Debian, the mother of Ubuntu, has made a historical decision by changing the terms of their trademark policy. According to the new trademark policy, Debian logos and marks may now be used freely for both non-commercial and commercial purposes. The Debian Project encourages wide use of its marks in all ways that promote Debian and free software.
Stefano Zacchiroli, current Debian Project Leader and one of the main promoters of the new trademark policy, said “Software freedoms and trademarks are a difficult match. We all want to see well-known project names used to promote free software, but we cannot risk they will be abused to trick users into downloading proprietary spyware. With the help of SPI and SFLC, we have struck a good balance in our new trademark policy. Among other positive things, it allows all sorts of commercial use; we only recommend clearly informing customers about how much of the sale price will be donated to Debian.”
The project is also encouraging the vendors to create Wheezy-themed merchandise (t-shirts, stickers, mugs, etc.), using the upcoming release’s artwork.
However, one is not allowed to use the trademark in certain cases including these:
- You cannot use Debian trademarks in any way that suggests an affiliation with or endorsement by the Debian project or community, if the same is not true.
- You cannot use Debian trademarks in a company or organization name or as the name of a product or service.
- You cannot use a name that is confusingly similar to Debian trademarks.
- You cannot use Debian trademarks in a domain name, with or without commercial intent.
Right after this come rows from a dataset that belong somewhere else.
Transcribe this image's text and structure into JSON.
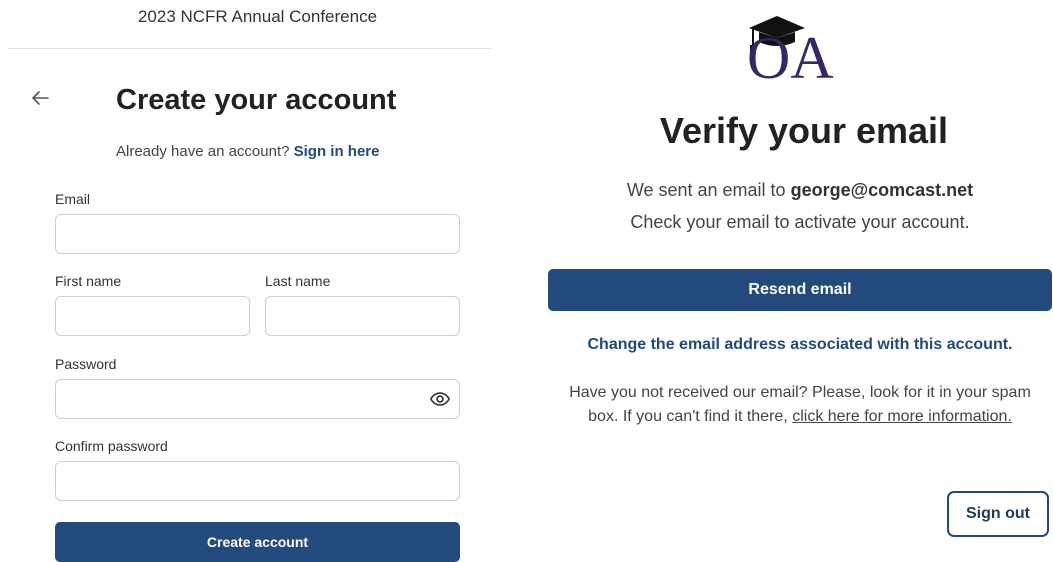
{
  "signup": {
    "conference_title": "2023 NCFR Annual Conference",
    "heading": "Create your account",
    "have_account_text": "Already have an account?",
    "signin_link": "Sign in here",
    "email_label": "Email",
    "email_value": "",
    "first_name_label": "First name",
    "first_name_value": "",
    "last_name_label": "Last name",
    "last_name_value": "",
    "password_label": "Password",
    "password_value": "",
    "confirm_password_label": "Confirm password",
    "confirm_password_value": "",
    "create_button": "Create account"
  },
  "verify": {
    "logo_text": "OA",
    "heading": "Verify your email",
    "sent_prefix": "We sent an email to",
    "email": "george@comcast.net",
    "check_text": "Check your email to activate your account.",
    "resend_button": "Resend email",
    "change_email_link": "Change the email address associated with this account.",
    "help_text": "Have you not received our email? Please, look for it in your spam box. If you can't find it there,",
    "help_link": "click here for more information.",
    "signout_button": "Sign out"
  },
  "colors": {
    "primary": "#234a7c",
    "link": "#1f4a7c",
    "logo": "#2e2a6a"
  },
  "icons": {
    "back": "arrow-left-icon",
    "password_toggle": "eye-icon",
    "logo_cap": "graduation-cap-icon"
  }
}
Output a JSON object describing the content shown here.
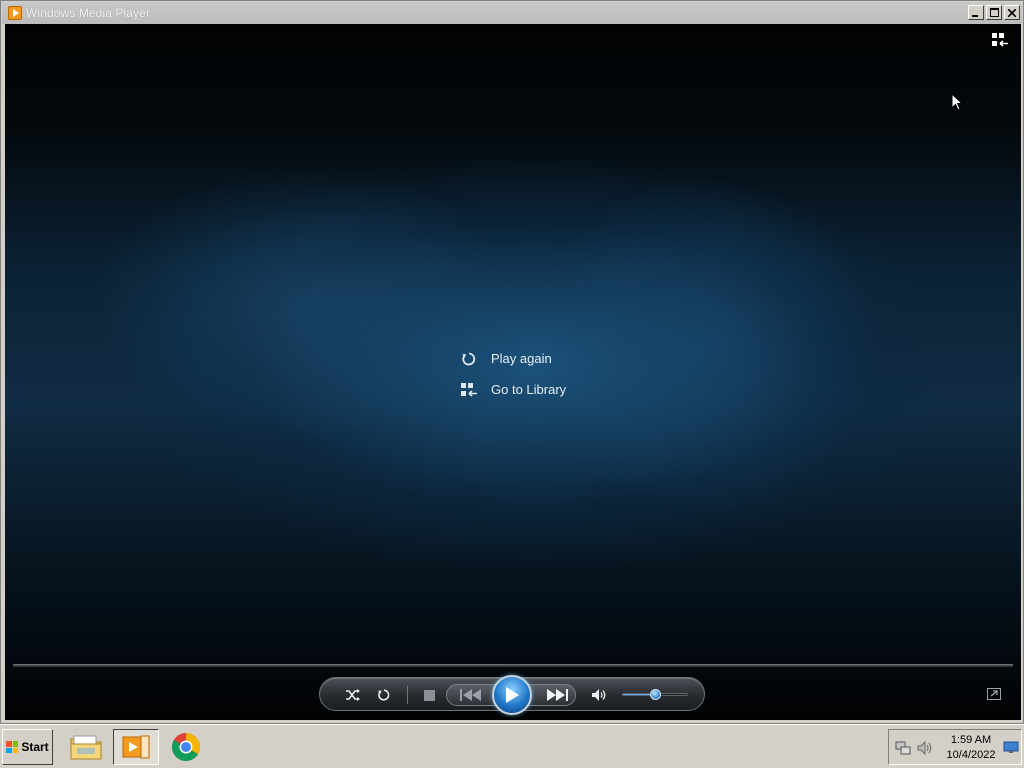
{
  "window": {
    "title": "Windows Media Player",
    "buttons": {
      "minimize": "_",
      "maximize": "□",
      "close": "✕"
    }
  },
  "player": {
    "menu": [
      {
        "label": "Play again",
        "icon": "replay-icon"
      },
      {
        "label": "Go to Library",
        "icon": "library-icon"
      }
    ],
    "controls": {
      "shuffle": "shuffle-icon",
      "repeat": "repeat-icon",
      "stop": "stop-icon",
      "previous": "previous-icon",
      "play": "play-icon",
      "next": "next-icon",
      "mute": "volume-icon",
      "volume_level": 0.5
    },
    "accent": "#2b86d8"
  },
  "taskbar": {
    "start_label": "Start",
    "items": [
      "file-explorer-icon",
      "media-player-icon",
      "chrome-icon"
    ],
    "clock_time": "1:59 AM",
    "clock_date": "10/4/2022"
  }
}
If you want to use it any of the above cases you need to take permission from the project.